When you decide you’re ready to “start trying” there’s a myriad of factors that influence how quickly you’ll see those coveted pink lines on the pregnancy test. And a recent study, published in the journal Occupational & Environmental Medicine, has found another surprising impact on your chances of falling pregnant.
Researchers analysed the concentration, motility, size and shape of sperm from 6,475 men in Taiwan between 15 and 49 years of age. They found that men who were exposed to air pollution were more likely to have abnormally shaped sperm, and the longer they were exposed, the more significant the changes.
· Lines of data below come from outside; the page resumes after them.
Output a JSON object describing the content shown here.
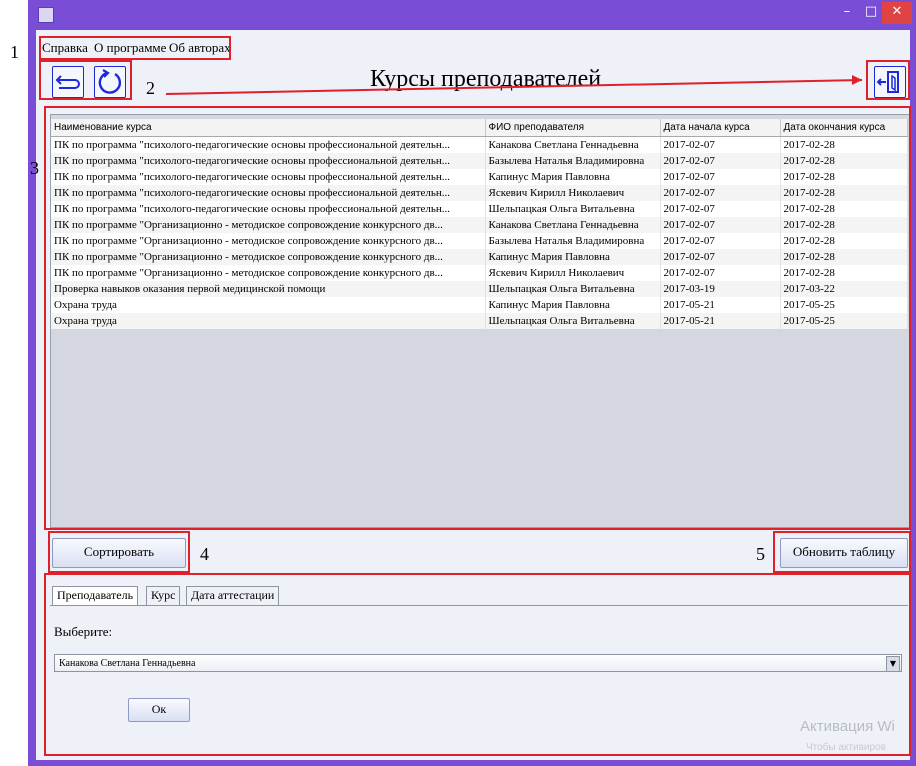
{
  "window": {
    "minimize_glyph": "–",
    "maximize_glyph": "□",
    "close_glyph": "✕",
    "titlebar_color": "#7a4dd6"
  },
  "menu": {
    "items": [
      "Справка",
      "О программе",
      "Об авторах"
    ]
  },
  "callouts": [
    "1",
    "2",
    "3",
    "4",
    "5"
  ],
  "toolbar": {
    "back_icon": "back-arrow-icon",
    "refresh_icon": "refresh-icon",
    "exit_icon": "exit-door-icon"
  },
  "page": {
    "title": "Курсы преподавателей"
  },
  "table": {
    "columns": [
      "Наименование курса",
      "ФИО преподавателя",
      "Дата начала курса",
      "Дата окончания курса"
    ],
    "rows": [
      [
        "ПК по программа \"психолого-педагогические основы профессиональной деятельн...",
        "Канакова Светлана Геннадьевна",
        "2017-02-07",
        "2017-02-28"
      ],
      [
        "ПК по программа \"психолого-педагогические основы профессиональной деятельн...",
        "Базылева Наталья Владимировна",
        "2017-02-07",
        "2017-02-28"
      ],
      [
        "ПК по программа \"психолого-педагогические основы профессиональной деятельн...",
        "Капинус Мария Павловна",
        "2017-02-07",
        "2017-02-28"
      ],
      [
        "ПК по программа \"психолого-педагогические основы профессиональной деятельн...",
        "Яскевич Кирилл Николаевич",
        "2017-02-07",
        "2017-02-28"
      ],
      [
        "ПК по программа \"психолого-педагогические основы профессиональной деятельн...",
        "Шельпацкая Ольга Витальевна",
        "2017-02-07",
        "2017-02-28"
      ],
      [
        "ПК по программе \"Организационно - методиское сопровождение конкурсного дв...",
        "Канакова Светлана Геннадьевна",
        "2017-02-07",
        "2017-02-28"
      ],
      [
        "ПК по программе \"Организационно - методиское сопровождение конкурсного дв...",
        "Базылева Наталья Владимировна",
        "2017-02-07",
        "2017-02-28"
      ],
      [
        "ПК по программе \"Организационно - методиское сопровождение конкурсного дв...",
        "Капинус Мария Павловна",
        "2017-02-07",
        "2017-02-28"
      ],
      [
        "ПК по программе \"Организационно - методиское сопровождение конкурсного дв...",
        "Яскевич Кирилл Николаевич",
        "2017-02-07",
        "2017-02-28"
      ],
      [
        "Проверка навыков оказания первой медицинской помощи",
        "Шельпацкая Ольга Витальевна",
        "2017-03-19",
        "2017-03-22"
      ],
      [
        "Охрана труда",
        "Капинус Мария Павловна",
        "2017-05-21",
        "2017-05-25"
      ],
      [
        "Охрана труда",
        "Шельпацкая Ольга Витальевна",
        "2017-05-21",
        "2017-05-25"
      ]
    ]
  },
  "buttons": {
    "sort": "Сортировать",
    "refresh_table": "Обновить таблицу",
    "ok": "Ок"
  },
  "tabs": [
    "Преподаватель",
    "Курс",
    "Дата аттестации"
  ],
  "filter": {
    "label": "Выберите:",
    "selected": "Канакова Светлана Геннадьевна",
    "arrow_glyph": "▼"
  },
  "watermark": {
    "line1": "Активация Wi",
    "line2": "Чтобы активиров"
  },
  "colors": {
    "annotation_red": "#e0202a",
    "icon_blue": "#1c2ad9"
  }
}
While their research didn’t make it clear whether these men had difficulty conceiving children, they conclude that it could definitely lead to infertility. Fertility Solutions says that defects in the shape of the sperm neck or tail can affect movement and defects in the sperm head can impact the sperm’s ability to bind to and fertilize the egg.
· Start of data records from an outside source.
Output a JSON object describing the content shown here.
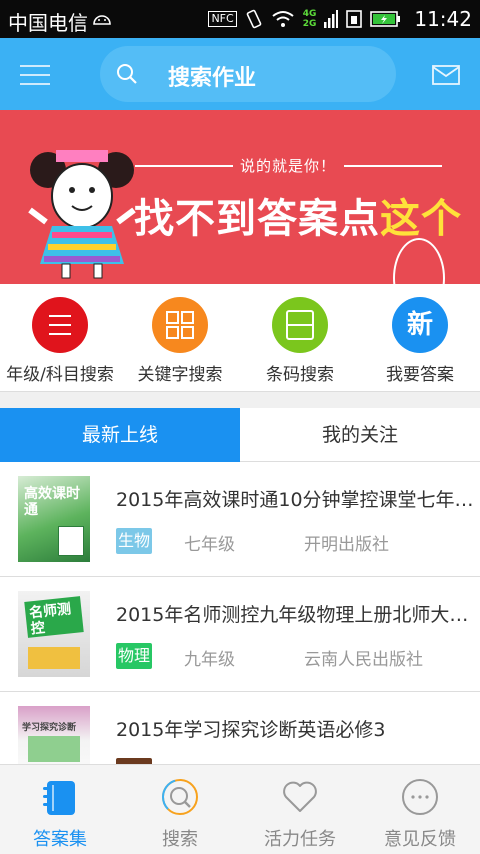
{
  "status_bar": {
    "carrier": "中国电信",
    "nfc": "NFC",
    "net_4g": "4G",
    "net_2g": "2G",
    "time": "11:42"
  },
  "header": {
    "search_label": "搜索作业"
  },
  "banner": {
    "subtitle": "说的就是你！",
    "title_main": "找不到答案点",
    "title_highlight": "这个"
  },
  "quick_nav": [
    {
      "label": "年级/科目搜索",
      "icon": "list-icon",
      "color": "#e0141c"
    },
    {
      "label": "关键字搜索",
      "icon": "grid-icon",
      "color": "#f7881e"
    },
    {
      "label": "条码搜索",
      "icon": "barcode-scan-icon",
      "color": "#7bc61d"
    },
    {
      "label": "我要答案",
      "icon": "new-icon",
      "glyph": "新",
      "color": "#1a91f1"
    }
  ],
  "tabs": [
    {
      "label": "最新上线",
      "active": true
    },
    {
      "label": "我的关注",
      "active": false
    }
  ],
  "books": [
    {
      "title": "2015年高效课时通10分钟掌控课堂七年级生物…",
      "subject": "生物",
      "subject_color": "#7cc8e8",
      "grade": "七年级",
      "publisher": "开明出版社",
      "cover_text": "高效课时通"
    },
    {
      "title": "2015年名师测控九年级物理上册北师大版…",
      "subject": "物理",
      "subject_color": "#27c764",
      "grade": "九年级",
      "publisher": "云南人民出版社",
      "cover_text": "名师测控"
    },
    {
      "title": "2015年学习探究诊断英语必修3",
      "subject": "",
      "subject_color": "#6b3a1f",
      "grade": "",
      "publisher": "",
      "cover_text": "学习探究诊断"
    }
  ],
  "bottom_nav": [
    {
      "label": "答案集",
      "icon": "notebook-icon",
      "active": true
    },
    {
      "label": "搜索",
      "icon": "search-icon",
      "active": false
    },
    {
      "label": "活力任务",
      "icon": "heart-icon",
      "active": false
    },
    {
      "label": "意见反馈",
      "icon": "feedback-icon",
      "active": false
    }
  ],
  "colors": {
    "primary": "#3bb1f4",
    "accent": "#1a91f1",
    "banner": "#e84a52"
  }
}
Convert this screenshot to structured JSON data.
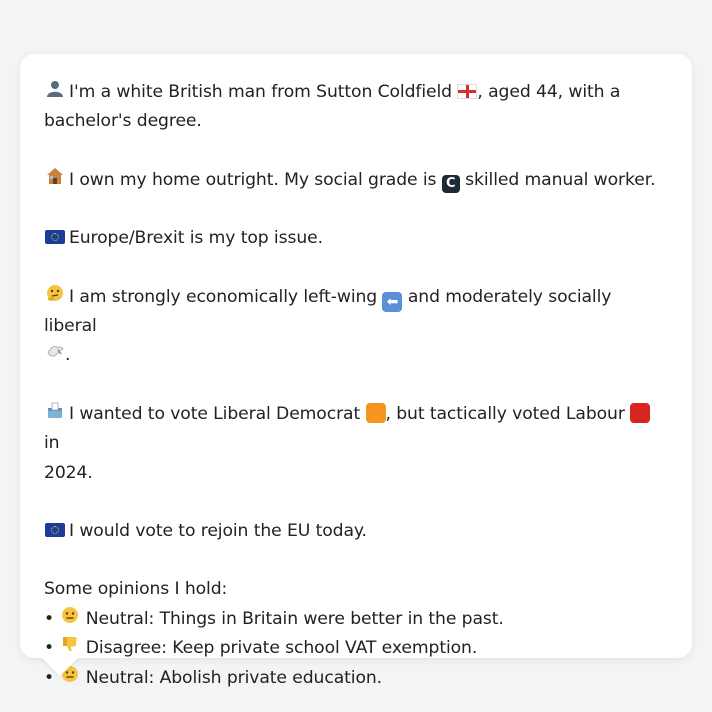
{
  "message": {
    "p1": {
      "icon": "bust-in-silhouette-icon",
      "text_a": "I'm a white British man from Sutton Coldfield",
      "flag": "england-flag-icon",
      "text_b": ", aged 44, with a",
      "line2": "bachelor's degree."
    },
    "p2": {
      "icon": "house-icon",
      "text_a": "I own my home outright. My social grade is",
      "grade_letter": "C",
      "text_b": "skilled manual worker."
    },
    "p3": {
      "icon": "eu-flag-icon",
      "text": "Europe/Brexit is my top issue."
    },
    "p4": {
      "icon": "thinking-face-icon",
      "text_a": "I am strongly economically left-wing",
      "arrow": "left-arrow-icon",
      "text_b": "and moderately socially liberal",
      "line2_suffix": "."
    },
    "p5": {
      "icon": "ballot-box-icon",
      "text_a": "I wanted to vote Liberal Democrat",
      "text_b": ", but tactically voted Labour",
      "text_c": "in",
      "line2": "2024.",
      "colors": {
        "libdem": "#f7941d",
        "labour": "#d7261e"
      }
    },
    "p6": {
      "icon": "eu-flag-icon",
      "text": "I would vote to rejoin the EU today."
    },
    "opinions": {
      "heading": "Some opinions I hold:",
      "items": [
        {
          "bullet": "•",
          "icon": "neutral-face-icon",
          "text": "Neutral: Things in Britain were better in the past."
        },
        {
          "bullet": "•",
          "icon": "thumbs-down-icon",
          "text": "Disagree: Keep private school VAT exemption."
        },
        {
          "bullet": "•",
          "icon": "neutral-face-icon",
          "text": "Neutral: Abolish private education."
        }
      ]
    }
  },
  "colors": {
    "background": "#f3f4f6",
    "card": "#ffffff",
    "text": "#222222"
  }
}
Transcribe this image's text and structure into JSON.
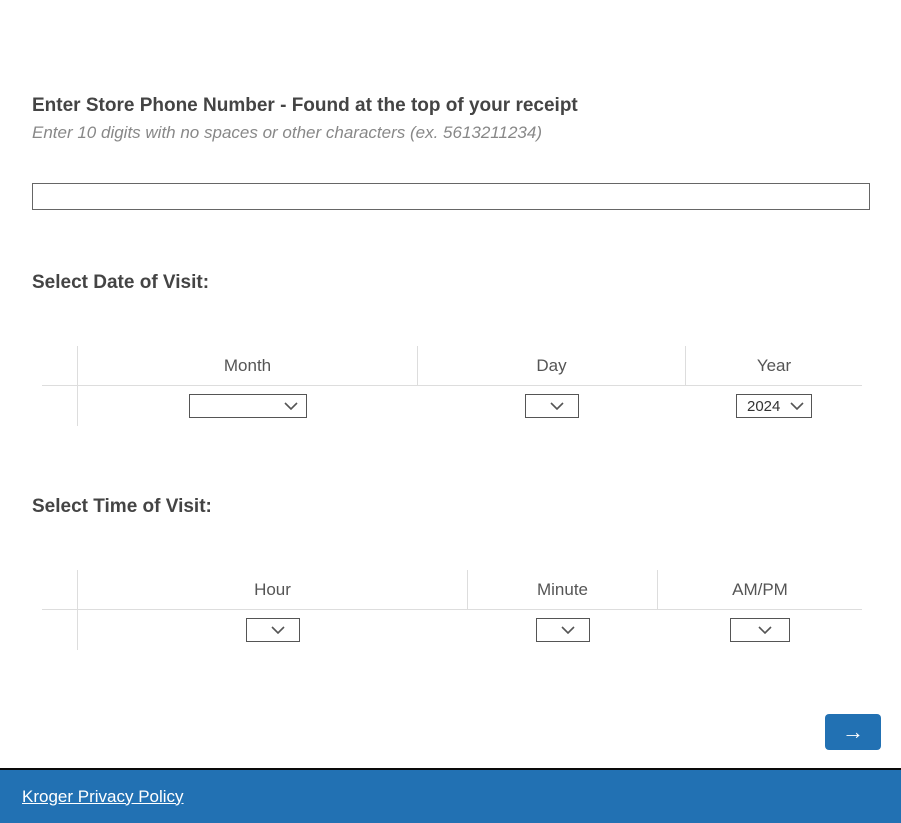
{
  "phone_section": {
    "heading": "Enter Store Phone Number - Found at the top of your receipt",
    "subheading": "Enter 10 digits with no spaces or other characters (ex. 5613211234)",
    "value": ""
  },
  "date_section": {
    "label": "Select Date of Visit:",
    "headers": {
      "month": "Month",
      "day": "Day",
      "year": "Year"
    },
    "values": {
      "month": "",
      "day": "",
      "year": "2024"
    }
  },
  "time_section": {
    "label": "Select Time of Visit:",
    "headers": {
      "hour": "Hour",
      "minute": "Minute",
      "ampm": "AM/PM"
    },
    "values": {
      "hour": "",
      "minute": "",
      "ampm": ""
    }
  },
  "next_button": {
    "arrow": "→"
  },
  "footer": {
    "privacy_link": "Kroger Privacy Policy"
  }
}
It’s important to note that in terms of air pollution, Taiwan has significantly worse conditions than here in Australia, but it highlights how environmental toxins can influence fertility.
However, if you are struggling to fall pregnant there are factors that you can have greater control over. Maintaining a healthy diet, exercising regularly, cutting back on drinking and quitting smoking have been found to improve fertility in both men and women.